Guess what? Unicorns do exist! But not in the way you would expect. Take a look at these very awesome and very real animals with one horn from around the world who keep the legend of the unicorn alive.
My bookshelves and never-ending lists of books to read are mostly comprised of writers who are old(ish) or dead. This arises partly from my education, having studied English at university and devouring the work of Atwood, Joyce and Swift. Even during high school, the colonial influence of our country’s past meant we were reading the work of old, dead guys like Dickens and Golding. I am happy to hear that my cousins who are in school now are being prescribed South African books as well, but I have a deep love and appreciation for the “classics” nevertheless and there is no denying the profound veracity of their themes.
The best thing about this list is that some of the mightiest creatures in Africa are actually very small. There are many strong animals on the continent, but the rest of the planet’s strongest animals – grizzly bears, anacondas, tigers and leaf cutter ants – are found in other parts of the world. But the African animals on this list make for a pretty interesting collection nevertheless.
The fact that this entire film is named after John Wayne’s character, John Chisum, probably just shows the kind of clout Wayne had – particularly at this stage of his career; and the fact that Chisum was a real person feels practically incidental. However, Chisum is about much more than one wealthy man in the West, and the more interesting character portrait rests in Billy the Kid.
A great sense of atmosphere is created when watching a Western and none more so than The Searchers, an epic collaboration between director John Ford and Western icon John Wayne. It may be over 50 years old, but there is still a sense of grand and sweeping melodrama in its theatrical settings. This theatricality is extended to the physical performance of the actors, seen in the staged fight choreography and the fluttering hand of a woman as she gazes into the panoramic vistas of the American West.
Compiling lists starting with “Top 10” or “The Most” are never easy, because no matter what topic you choose, opinions always differ. In compiling this list of Africa’s most endangered animals we have used the IUCN Red List of Threatened Species as a guideline and have stuck to overland safari animals, which means we have excluded various animals including marine species. The animals on the list have been selected due to their status as Endangered or Critically Endangered, which are the highest threat levels before being declared Extinct in the Wild or Extinct. When going through this list, bear in mind that there are thousands of other species under threat, in our oceans and in other parts of the world.

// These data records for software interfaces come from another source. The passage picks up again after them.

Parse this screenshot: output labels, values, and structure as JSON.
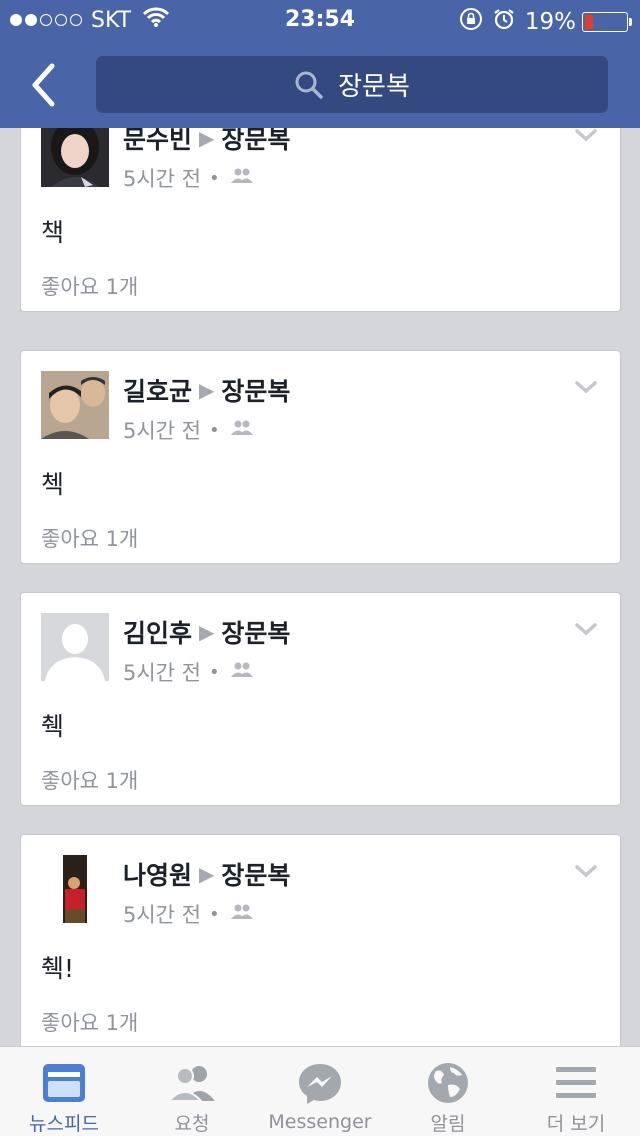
{
  "status_bar": {
    "carrier": "SKT",
    "time": "23:54",
    "battery_percent_label": "19%",
    "battery_level": 0.19,
    "signal_bars_filled": 2,
    "signal_bars_total": 5
  },
  "header": {
    "search_text": "장문복",
    "accent_color": "#4a64a8"
  },
  "posts": [
    {
      "author": "문수빈",
      "target": "장문복",
      "time": "5시간 전",
      "text": "책",
      "likes": "좋아요 1개",
      "avatar": "photo-avatar"
    },
    {
      "author": "길호균",
      "target": "장문복",
      "time": "5시간 전",
      "text": "첵",
      "likes": "좋아요 1개",
      "avatar": "photo-avatar"
    },
    {
      "author": "김인후",
      "target": "장문복",
      "time": "5시간 전",
      "text": "췍",
      "likes": "좋아요 1개",
      "avatar": "default-silhouette-avatar"
    },
    {
      "author": "나영원",
      "target": "장문복",
      "time": "5시간 전",
      "text": "췍!",
      "likes": "좋아요 1개",
      "avatar": "photo-avatar"
    }
  ],
  "tabs": [
    {
      "label": "뉴스피드",
      "icon": "news-feed-icon",
      "active": true
    },
    {
      "label": "요청",
      "icon": "friend-requests-icon",
      "active": false
    },
    {
      "label": "Messenger",
      "icon": "messenger-icon",
      "active": false
    },
    {
      "label": "알림",
      "icon": "globe-icon",
      "active": false
    },
    {
      "label": "더 보기",
      "icon": "menu-icon",
      "active": false
    }
  ]
}
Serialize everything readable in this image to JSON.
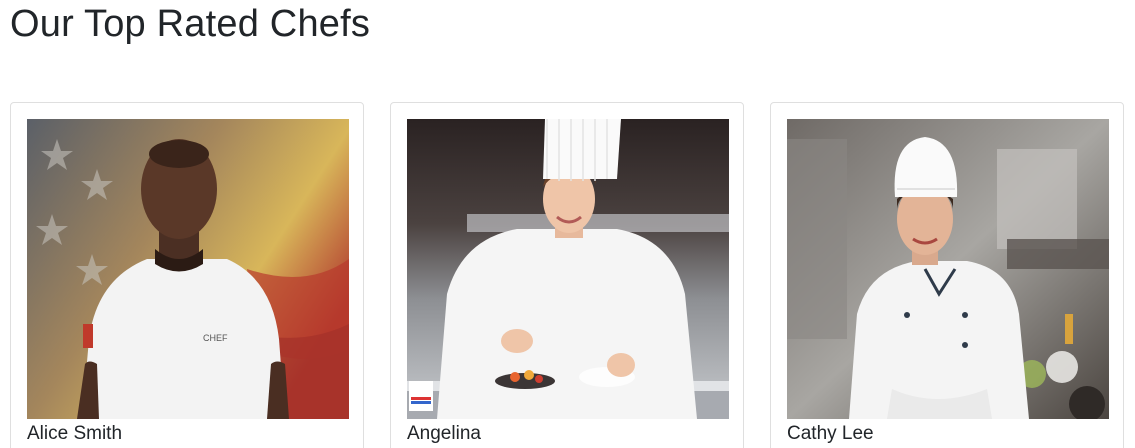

Delving into the meaning of folk music can be convoluted and tedious. For the sake of brevity, and context, it can be defined as music that provides a sense of place. But with today’s global village, boundaries of definition are constantly broken down as a melting pot of cultures combine in an attempt to create a universal appeal, and place becomes a murky concept. This is particularly pertinent in a country such as South Africa, where there continues to be so much division. Besides the obvious socio-economic reasons, a divisive factor also stems from a lack of understanding or shared experiences. So while we all share a place, how can we appreciate it together?
Following the release of free-roaming cheetahs at Inverdoorn Game Reserve is the recent birth of four cubs at the cheetah centre’s breeding camp. For more than a decade the Western Cape Cheetah Conservation, based at the reserve, has been rescuing and rehabilitating cheetahs. Captive breeding amongst these big cats is notoriously difficult, but the Cape Cheetah team has preserved despite the ongoing challenge. They conduct daily runs with the cheetahs, which form part of their rehabilitation and facilitate the breeding process – particularly for the females. The hard work has been rewarded with a litter of cubs, giving renewed hope to this threatened species.
Last week Sophie and I headed to Hermanus to chat social media and South Africa with top local bloggers Dawn Jorgensen, Di Brown and Linda Markovina. They hosted a workshop at the South African Shark Conservancy (SASC), an old stone building fringed with brick-red window frames and tucked into a rocky cliff right next to the ocean. With the crash of the surf as our soundtrack for the day, we hungrily scribbled hints and tips that appeased our appetite for all things travel and tech.